Several years ago I visited a public primary school in Bunyore, Vihiga county. I walked into a classroom packed wall to wall with about 80 pupils aged six to eight. Their classroom had no door or windows. The floor was bare earth. And the children sat on boulders.
I spoke with some of the children. The dilapidated state of their school did not cause them to scale down their dreams or ambitions. Just like the children of the privileged elite, they dreamt of becoming teachers and nurses, musicians and medical doctors, pilots and plumbers, policemen and businessmen, priests and politicians, lawyers and footballers.
The future was bright, full of promise and hope. The future was loaded with possibilities beyond the homestead and the little shamba of their parents.
After all they were playing by the rules. Against all odds, poverty, disease and hunger, these children showed up in school. They had their feet firmly planted on the first rung of the ladder of success. They were on hand to redeem their birthright — quality education.
Since the introduction of free primary education in 2003, tens of millions of Kenyan children have enrolled in school. In 2017 about 953,000 children sat the KCPE exam. We are now moving toward 100 per cent transition into secondary school and this year the government is implementing free day secondary education.
In 2018 about one million children will sit the KCPE exam and hopefully more than 900,000 will enter secondary school and in less than five years secondary school enrolment will exceed one million annually.
Gross enrolment ratio in secondary school could reach nearly 90 per cent by 2020. In the next decade Kenya could have the best-educated workforce in the region.
But schooling alone will not enable those eager boys and girls in Bunyore to realise their dreams. Increased school enrolment and hopefully completion, must be bolstered by high-quality tertiary training programmes that are carefully aligned to labour market demands.
Hence, investments in technical and vocational education must be expanded fast but carefully. We must resist the temptation to proliferate technical and vocational programmes simply because we need somewhere to hold the youth.
The opportunity to build a word-class technical and vocational education system is beckoning.
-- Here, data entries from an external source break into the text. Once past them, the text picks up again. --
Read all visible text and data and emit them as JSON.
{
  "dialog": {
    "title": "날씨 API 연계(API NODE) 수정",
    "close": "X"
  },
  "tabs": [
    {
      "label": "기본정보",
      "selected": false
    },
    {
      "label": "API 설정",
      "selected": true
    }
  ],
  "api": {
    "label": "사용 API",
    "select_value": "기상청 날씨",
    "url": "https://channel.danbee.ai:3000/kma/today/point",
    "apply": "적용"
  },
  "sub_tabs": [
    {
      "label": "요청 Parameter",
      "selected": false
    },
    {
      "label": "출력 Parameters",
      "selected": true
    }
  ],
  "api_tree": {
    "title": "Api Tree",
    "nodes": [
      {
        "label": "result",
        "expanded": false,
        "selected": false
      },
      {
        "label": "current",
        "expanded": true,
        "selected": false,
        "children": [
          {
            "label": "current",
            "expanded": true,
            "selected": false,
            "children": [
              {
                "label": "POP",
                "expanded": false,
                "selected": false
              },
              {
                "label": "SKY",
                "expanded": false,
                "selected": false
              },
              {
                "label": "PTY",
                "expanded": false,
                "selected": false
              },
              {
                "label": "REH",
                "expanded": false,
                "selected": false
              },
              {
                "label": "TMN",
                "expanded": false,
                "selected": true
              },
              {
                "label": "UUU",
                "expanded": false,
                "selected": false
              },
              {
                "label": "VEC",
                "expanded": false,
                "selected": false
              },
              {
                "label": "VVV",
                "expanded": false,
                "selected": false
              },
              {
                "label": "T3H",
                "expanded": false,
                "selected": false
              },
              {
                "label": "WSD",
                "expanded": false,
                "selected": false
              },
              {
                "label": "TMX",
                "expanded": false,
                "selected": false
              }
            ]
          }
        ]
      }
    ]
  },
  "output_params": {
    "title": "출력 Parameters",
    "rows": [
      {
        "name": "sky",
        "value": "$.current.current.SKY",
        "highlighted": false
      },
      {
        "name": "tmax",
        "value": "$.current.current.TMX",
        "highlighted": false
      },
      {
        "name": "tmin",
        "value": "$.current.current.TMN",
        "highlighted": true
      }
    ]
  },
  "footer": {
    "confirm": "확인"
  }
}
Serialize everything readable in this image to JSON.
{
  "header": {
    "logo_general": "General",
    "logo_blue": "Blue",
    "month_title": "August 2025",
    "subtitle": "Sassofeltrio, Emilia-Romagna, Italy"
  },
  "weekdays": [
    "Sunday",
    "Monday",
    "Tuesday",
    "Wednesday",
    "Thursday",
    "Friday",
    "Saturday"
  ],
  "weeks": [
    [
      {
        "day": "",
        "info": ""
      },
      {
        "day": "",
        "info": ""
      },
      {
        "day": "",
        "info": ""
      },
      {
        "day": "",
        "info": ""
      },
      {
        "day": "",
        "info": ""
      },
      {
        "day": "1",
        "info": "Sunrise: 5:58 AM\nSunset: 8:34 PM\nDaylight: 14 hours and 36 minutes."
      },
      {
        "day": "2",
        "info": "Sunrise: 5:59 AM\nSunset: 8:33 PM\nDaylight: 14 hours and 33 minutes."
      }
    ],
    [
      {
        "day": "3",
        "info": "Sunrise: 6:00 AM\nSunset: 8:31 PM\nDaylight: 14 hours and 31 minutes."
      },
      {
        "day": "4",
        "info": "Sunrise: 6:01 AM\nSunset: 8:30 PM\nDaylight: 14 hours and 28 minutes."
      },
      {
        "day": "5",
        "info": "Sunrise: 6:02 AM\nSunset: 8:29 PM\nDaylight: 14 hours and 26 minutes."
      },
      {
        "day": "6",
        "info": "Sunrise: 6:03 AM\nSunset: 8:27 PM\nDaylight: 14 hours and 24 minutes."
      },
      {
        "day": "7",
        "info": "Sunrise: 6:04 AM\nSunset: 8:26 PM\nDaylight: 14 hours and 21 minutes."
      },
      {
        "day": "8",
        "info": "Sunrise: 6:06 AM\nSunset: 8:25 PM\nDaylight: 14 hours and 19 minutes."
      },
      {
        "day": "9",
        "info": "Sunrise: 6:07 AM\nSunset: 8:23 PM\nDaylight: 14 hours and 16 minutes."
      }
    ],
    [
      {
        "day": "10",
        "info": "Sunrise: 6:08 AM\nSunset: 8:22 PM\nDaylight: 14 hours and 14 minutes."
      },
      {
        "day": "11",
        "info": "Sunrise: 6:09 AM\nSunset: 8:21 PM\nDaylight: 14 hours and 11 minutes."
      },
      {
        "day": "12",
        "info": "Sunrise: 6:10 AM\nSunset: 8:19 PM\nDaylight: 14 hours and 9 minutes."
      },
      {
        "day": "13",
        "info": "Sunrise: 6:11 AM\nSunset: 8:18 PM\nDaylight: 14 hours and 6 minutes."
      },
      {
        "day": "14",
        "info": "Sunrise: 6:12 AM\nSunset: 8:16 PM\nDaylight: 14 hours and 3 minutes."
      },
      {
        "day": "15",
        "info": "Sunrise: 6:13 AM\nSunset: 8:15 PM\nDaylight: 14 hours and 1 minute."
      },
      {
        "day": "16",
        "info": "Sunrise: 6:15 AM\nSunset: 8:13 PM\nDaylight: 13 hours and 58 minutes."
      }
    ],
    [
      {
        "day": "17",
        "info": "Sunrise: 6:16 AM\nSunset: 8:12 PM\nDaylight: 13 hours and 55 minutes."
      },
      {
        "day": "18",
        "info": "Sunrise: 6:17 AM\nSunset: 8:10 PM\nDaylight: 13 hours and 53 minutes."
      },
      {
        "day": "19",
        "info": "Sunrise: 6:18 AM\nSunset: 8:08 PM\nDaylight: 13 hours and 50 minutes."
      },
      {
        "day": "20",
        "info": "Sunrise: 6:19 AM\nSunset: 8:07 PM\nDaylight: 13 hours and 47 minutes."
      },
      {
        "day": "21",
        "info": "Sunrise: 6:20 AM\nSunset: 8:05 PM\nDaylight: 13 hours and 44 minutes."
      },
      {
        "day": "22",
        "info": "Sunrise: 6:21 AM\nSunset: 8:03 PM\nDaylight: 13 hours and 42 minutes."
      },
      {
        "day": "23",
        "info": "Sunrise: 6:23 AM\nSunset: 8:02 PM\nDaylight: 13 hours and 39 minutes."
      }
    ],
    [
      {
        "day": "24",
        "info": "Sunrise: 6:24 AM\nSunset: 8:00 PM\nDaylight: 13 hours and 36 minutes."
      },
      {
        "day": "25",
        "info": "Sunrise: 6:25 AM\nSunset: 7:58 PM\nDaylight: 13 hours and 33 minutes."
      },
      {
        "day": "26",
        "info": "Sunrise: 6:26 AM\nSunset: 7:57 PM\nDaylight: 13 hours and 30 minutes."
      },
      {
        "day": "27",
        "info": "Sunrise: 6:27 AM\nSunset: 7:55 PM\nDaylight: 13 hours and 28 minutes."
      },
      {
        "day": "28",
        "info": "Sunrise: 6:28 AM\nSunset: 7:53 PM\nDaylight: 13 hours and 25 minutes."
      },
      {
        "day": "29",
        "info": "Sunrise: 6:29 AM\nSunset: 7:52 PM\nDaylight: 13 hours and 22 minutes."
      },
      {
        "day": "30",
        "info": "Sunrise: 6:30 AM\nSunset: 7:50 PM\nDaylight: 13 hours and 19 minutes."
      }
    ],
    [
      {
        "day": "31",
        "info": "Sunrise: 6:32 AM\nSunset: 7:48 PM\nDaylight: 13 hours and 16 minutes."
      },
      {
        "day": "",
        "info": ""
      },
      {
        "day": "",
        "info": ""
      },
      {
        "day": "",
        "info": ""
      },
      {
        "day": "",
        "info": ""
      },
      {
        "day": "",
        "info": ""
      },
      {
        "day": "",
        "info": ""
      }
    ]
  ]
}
We must hearken to opportunity and build a strong and competent cadre of technicians to blaze Kenya’s trail to durable and equitable progress.
President Uhuru Kenyatta’s Big Four legacy agenda: Food security, affordable housing, manufacturing, and affordable healthcare for all will come a cropper without an army of electricians, plumbers, masons, medical technologists, plant and machine operators.
Technically qualified youth must be the pioneers of innovation and technological transformation that is sorely needed to modernise agriculture, construction, manufacturing and efficient delivery of quality healthcare.
Staggered by the headwinds of low skills and unemployment, youth are despairing and becoming doubtful of the promise of education. The youthfulness of our country is our most valued resource.
As a King proclaimed, we must carve out of the mountain of despair a stone of hope.
Alex O. Awiti is the director of the East Africa Institute at Aga Khan University